My full name is Chinyere Nwosu. My name was a gift from my grandmother. It means “God’s gift”. I am the first-born of Igbo, Nigerian parents who struggled to have children. My parents uprooted their lives and moved us to the United States in 1993 when I was 5. Through decades of labor, they experienced upward mobility and provided as much stability as they knew for my siblings and me. They taught us that financial and career security is freedom. As Black people in a racist country, my father and mother intimately knew that the broader world aims to crush people like us: immigrants, indigenous, determined, unstoppable, and ineffable.

My assimilation into US culture was thorough. I wanted to conform —I didn’t know any other Way of Being. So I bent myself at all angles to fit this white supremacist mould: straight, cis, woman, career-obsessed, money-chasing, god-fearing, quiet, obedient daughter.

But my Spirit was broken, my mental health was in shambles, and I preferred to dull reality in any way possible. I let the Universe in for my survival and started a process of rebirth. Slowly, I came to see how much of this world exists in me and that I exist in everything. Over the last two decades, I came out as queer, I got sober, I am still unraveling my transness, and I have become less afraid to break silences. I allowed myself to hold multitudes of existence, and for the first time, I could genuinely breathe deeply.

I am a storyteller, a student, an artist, and a co-conspirator in imagining and learning to build a world where all of life is held with dignity, love, compassion, curiosity, and respect. My teachers are poets, healers, artists, fighters, queers, ancestors, Spirit, and the endless gifts of this existence.

What are some of your biggest influences and motivations in your work? What issues are you passionate about working on?

How I create work feels like a deeply spiritual practice. I draw my influences from all around me: the past, present, in-between, and future. I draw a lot of inspiration from uli painting motifs. Uli painting is traditionally practiced and passed down by Nigerian women. My process is ancestral, the ability to make markings that tell stories of the womyn who came before me. I love writing as part of my practice and call forth teachers like Audre Lorde, bell hooks, Kelly Hayes, Toni Morrison, Mariame Kaba, Robin Kimmerer, Angela Davis, and James Baldwin to stay rooted in liberatory imaginings for the present and future. I create as a remembering that our liberation struggles are interconnected. I listen to the call of liberation and transmute that energy into markings

Can you tell us a bit more about your focus on nature/scenes in nature?

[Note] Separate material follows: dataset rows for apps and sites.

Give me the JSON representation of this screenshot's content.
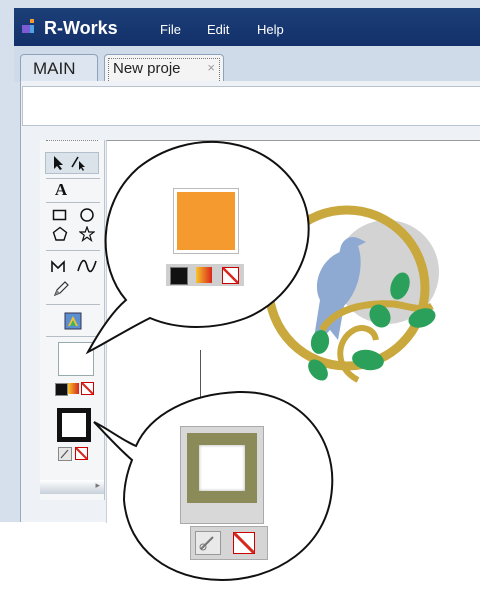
{
  "app": {
    "title": "R-Works"
  },
  "menu": {
    "file": "File",
    "edit": "Edit",
    "help": "Help"
  },
  "tabs": [
    {
      "label": "MAIN"
    },
    {
      "label": "New proje",
      "close": "×"
    }
  ],
  "toolbox": {
    "text_tool": "A",
    "footer": "▸"
  },
  "colors": {
    "title_bar": "#13306a",
    "fill_swatch": "#f59a2f",
    "stroke_swatch": "#8b8b5a",
    "badge_gold": "#c9a83d",
    "bird": "#8faad2",
    "leaf": "#2aa05a",
    "moon": "#d3d3d3"
  },
  "icons": {
    "selection": "arrow-icon",
    "direct_selection": "direct-select-icon",
    "text": "text-icon",
    "rectangle": "rectangle-icon",
    "ellipse": "ellipse-icon",
    "polygon": "pentagon-icon",
    "star": "star-icon",
    "pen": "pen-icon",
    "curve": "curve-icon",
    "pencil": "pencil-icon",
    "gradient": "gradient-tool-icon",
    "swap": "swap-icon",
    "no_color": "none-icon"
  }
}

I am still forming this idea as a philosophy, but nature is everything; nature is in everything. A somatic teacher recently shared the thought that “We are Earth.” I’ve been ruminating on that ever since. So much knowledge is embedded in how plants, animals, and our non-human kin survive and thrive together. They are deeply interdependent; we are deeply interdependent. Empire preys on our memory and conspires to keep us in a fog, but we are fighting. This Earth gives us so much; even when we are so violent towards it, she still gives. Nature is the embodiment of God, and we are part of that that Godself. 

Where are you based, and what excites you about the creative community around you?

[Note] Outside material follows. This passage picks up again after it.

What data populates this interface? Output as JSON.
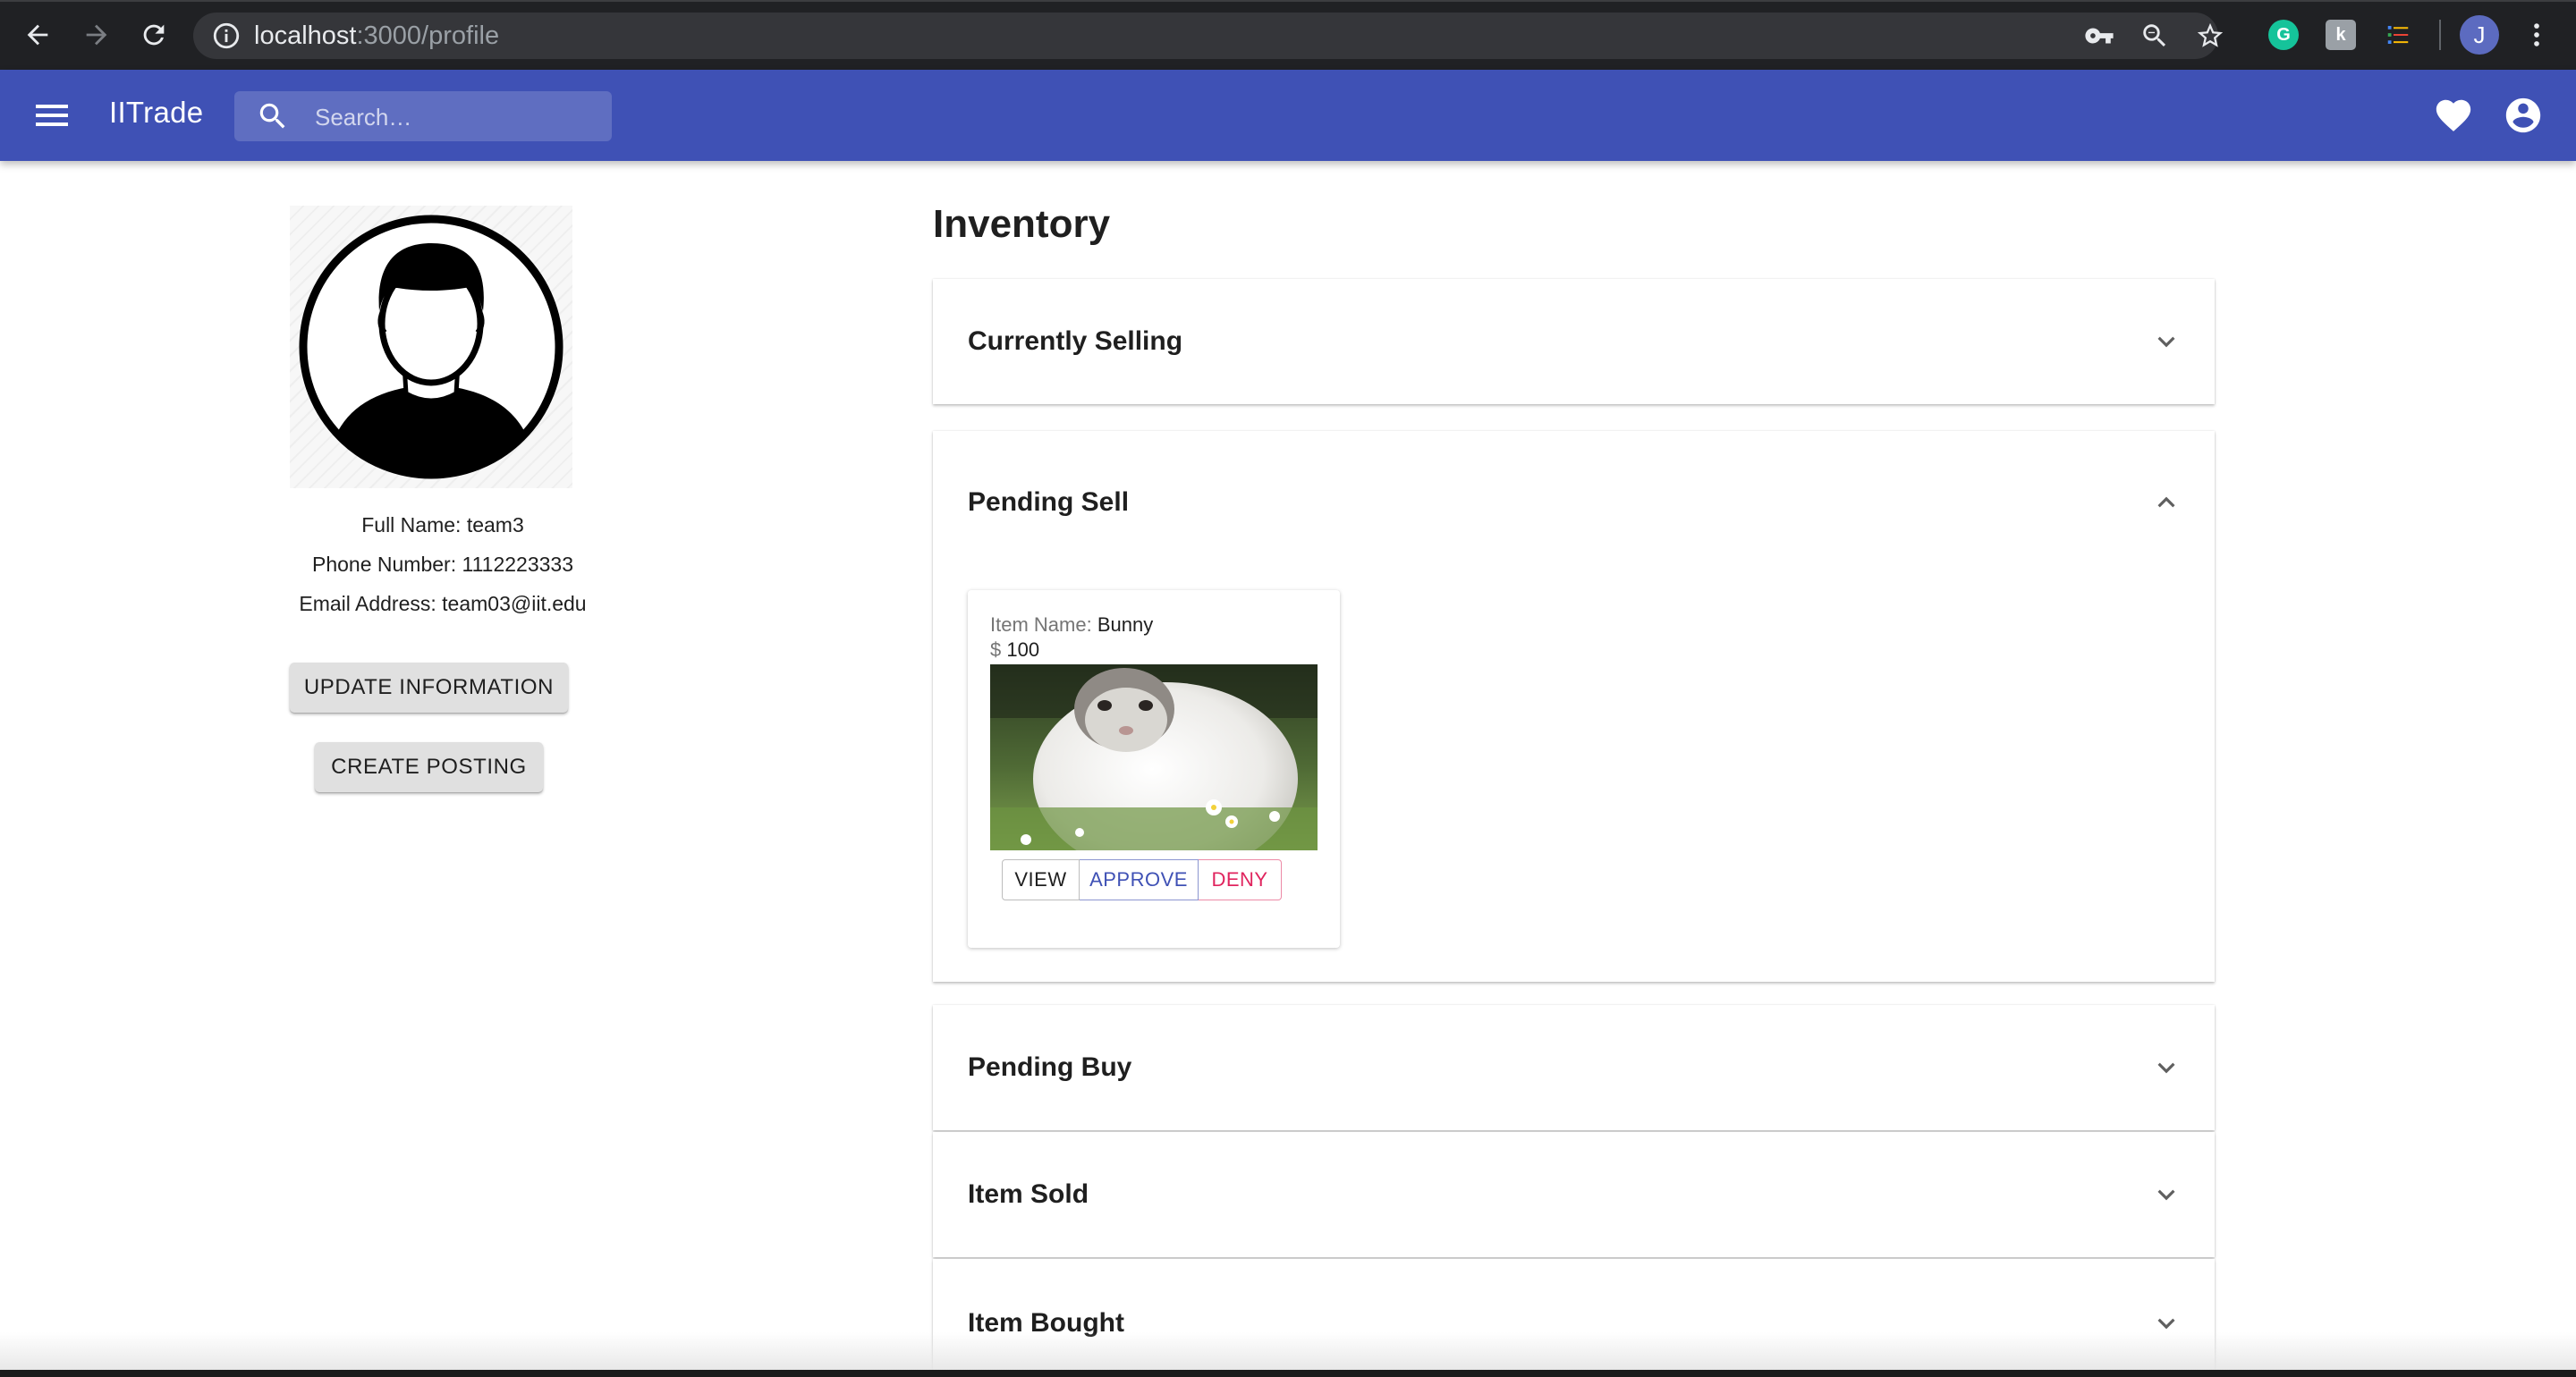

I’ve called Chicago, located on occupied Anishnaabe land, my home for nearly a decade. There are so many intersecting communities here. In the last decade, as I’ve deepened my queerness, I’ve also found a community of folks genuinely interested in queering our lives together. When you grow up on the outskirts of so many identities, you have to forge your version of beauty. I get to do that now with so many radical people I’m in community with! We are imagining what liberation looks like; we are organising and sharing ideas and having challenging conversations. I am so grateful to be in this iteration of my life. 

See more of Chi’s work HERE

What is Settler Colonialism? The Revolution is in 808 What is Green Colonialism? The Black women in my life who bring me joy Exploring mixed musical heritage in collective healing and solidarity What occupying a University building taught me about life Turning waste into beauty Artist Spotlights As a survivor, I need TV to do better Dismantling green colonialism in the belly of the beast